World famous music acts aside, Stadthalle Wien also hosts the yearly Freestyle Motocross Show “Masters of Dirt”, Austria’s biggest ATP-Tournament “Erste Bank Open”, as well as the enchanting “Apassionata” horse show. In May 2015, Stadthalle Wien even played host to the 60th Eurovision Song Contest.
A multipurpose venue for culture and events
Not only is Stadthalle Wien Austria’s biggest event venue and among the top 10 arenas in Europe. It’s also known for its versatility. Operas, musicals, rock concerts, TV shows, sports events, trade fairs, congresses and much more happen at Stadthalle every day — in total there are more than 300 events with about a million visitors each year.
The venue itself actually consists of six different arenas all under one roof. The stages can be used for events individually, as well as in combination with each other. The heart of Stadthalle is definitely Hall D. Boasting 16,000 seats, it’s Austria’s biggest event arena.
In 2006, Hall F opened its doors to the public. It’s one of Europe’s most modern stages and has been hosting musicals like “Dirty Dancing” or “We Will Rock You”. Hall E is yet another multipurpose venue and it’s directly connected to both Hall D and the Stadthalle sports halls.

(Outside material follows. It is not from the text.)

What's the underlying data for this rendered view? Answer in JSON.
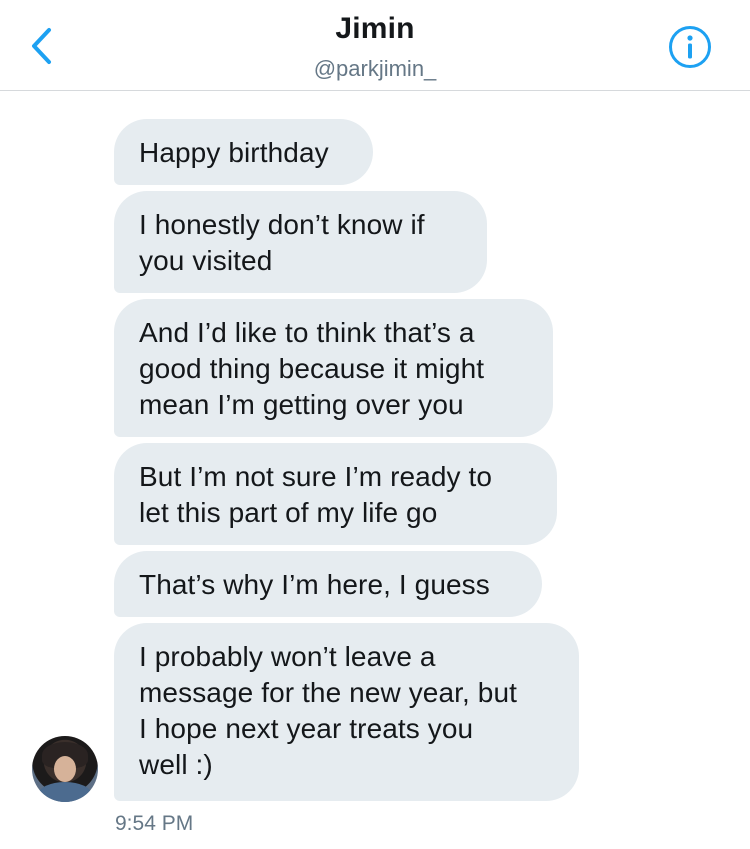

Stadthalle Wien as a sports centre
Stadthalle has not one but two sports centres, Hall A and Hall B, which are used for training and competition purposes. Hall B even offers stands for spectators of events like the European Hockey Championships or smaller competitions like those of the local roller derby team.
Hall C is better known as EisStadhalle (“Ice-Stadthalle”) because of its generous ice rink, which also hosts the famous “Holiday on Ice” shows. Furthermore, Stadthalle has an Olympic-size pool, as well as a sauna and wellness complex. It’s used recreationally by the public but also hosts international swimming and diving competitions.
Dedicated to the arts from the get-go
Stadthalle Wien was Vienna’s first big event venue outside the city centre. In 1952, the City of Vienna held an international competition for the design of the new venue. Architect Roland Rainer won with his draft for a multipurpose venue that could host vast amounts of visitors. In 1954, the ground-breaking ceremony was held at the former imperial parade grounds in Vienna’s 15th district.
Four years later, President Adolf Schärf officially opened Stadthalle Wien with tens of thousands of spectators in attendance. The ballet of the Vienna State Opera performed and, for the first and only time in history, the Vienna Philharmonic Orchestra and the Vienna Symphonic Orchestra played a concert together.
Originally, Stadthalle opened with only two arenas, but 1994 and 2006 saw additional halls added. The 2006 addition, Hall F, was even awarded one of Austria’s most prestigious awards for architecture.
From the get-go, art was a significant factor for the developers of Stadthalle. They even integrated pieces of art into the architecture of the building itself, for example, Carl Unger’s mosaic which is a stylised map of the building. Architect Rainer also designed the famous stackable chair, the “Wiener Stadthallensessel”.